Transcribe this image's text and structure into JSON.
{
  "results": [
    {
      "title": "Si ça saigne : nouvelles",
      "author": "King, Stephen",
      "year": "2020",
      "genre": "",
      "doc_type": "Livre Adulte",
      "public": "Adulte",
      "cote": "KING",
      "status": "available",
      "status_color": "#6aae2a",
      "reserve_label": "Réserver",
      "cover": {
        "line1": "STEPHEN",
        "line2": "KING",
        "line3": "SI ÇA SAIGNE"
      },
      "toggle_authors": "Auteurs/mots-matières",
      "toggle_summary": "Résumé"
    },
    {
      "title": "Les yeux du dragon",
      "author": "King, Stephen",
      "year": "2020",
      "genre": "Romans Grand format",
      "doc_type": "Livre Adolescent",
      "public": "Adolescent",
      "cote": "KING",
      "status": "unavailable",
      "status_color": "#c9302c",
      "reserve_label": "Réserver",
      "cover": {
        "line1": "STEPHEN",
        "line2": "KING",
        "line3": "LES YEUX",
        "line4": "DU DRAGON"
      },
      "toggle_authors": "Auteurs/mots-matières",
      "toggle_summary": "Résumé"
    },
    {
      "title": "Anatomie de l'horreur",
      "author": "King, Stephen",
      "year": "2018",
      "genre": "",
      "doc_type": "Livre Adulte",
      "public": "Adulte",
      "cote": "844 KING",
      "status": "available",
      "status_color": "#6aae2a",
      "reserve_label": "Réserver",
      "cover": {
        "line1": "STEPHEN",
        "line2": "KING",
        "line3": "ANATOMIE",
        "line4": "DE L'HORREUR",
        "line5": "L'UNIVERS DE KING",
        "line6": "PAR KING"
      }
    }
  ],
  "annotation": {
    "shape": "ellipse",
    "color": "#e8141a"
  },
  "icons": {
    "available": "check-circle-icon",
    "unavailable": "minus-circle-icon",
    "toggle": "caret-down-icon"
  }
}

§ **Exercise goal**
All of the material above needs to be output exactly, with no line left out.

§ **Response box**
Transcribe this image's text and structure into JSON.
{
  "results": [
    {
      "title": "Si ça saigne : nouvelles",
      "author": "King, Stephen",
      "year": "2020",
      "genre": "",
      "doc_type": "Livre Adulte",
      "public": "Adulte",
      "cote": "KING",
      "status": "available",
      "status_color": "#6aae2a",
      "reserve_label": "Réserver",
      "cover": {
        "line1": "STEPHEN",
        "line2": "KING",
        "line3": "SI ÇA SAIGNE"
      },
      "toggle_authors": "Auteurs/mots-matières",
      "toggle_summary": "Résumé"
    },
    {
      "title": "Les yeux du dragon",
      "author": "King, Stephen",
      "year": "2020",
      "genre": "Romans Grand format",
      "doc_type": "Livre Adolescent",
      "public": "Adolescent",
      "cote": "KING",
      "status": "unavailable",
      "status_color": "#c9302c",
      "reserve_label": "Réserver",
      "cover": {
        "line1": "STEPHEN",
        "line2": "KING",
        "line3": "LES YEUX",
        "line4": "DU DRAGON"
      },
      "toggle_authors": "Auteurs/mots-matières",
      "toggle_summary": "Résumé"
    },
    {
      "title": "Anatomie de l'horreur",
      "author": "King, Stephen",
      "year": "2018",
      "genre": "",
      "doc_type": "Livre Adulte",
      "public": "Adulte",
      "cote": "844 KING",
      "status": "available",
      "status_color": "#6aae2a",
      "reserve_label": "Réserver",
      "cover": {
        "line1": "STEPHEN",
        "line2": "KING",
        "line3": "ANATOMIE",
        "line4": "DE L'HORREUR",
        "line5": "L'UNIVERS DE KING",
        "line6": "PAR KING"
      }
    }
  ],
  "annotation": {
    "shape": "ellipse",
    "color": "#e8141a"
  },
  "icons": {
    "available": "check-circle-icon",
    "unavailable": "minus-circle-icon",
    "toggle": "caret-down-icon"
  }
}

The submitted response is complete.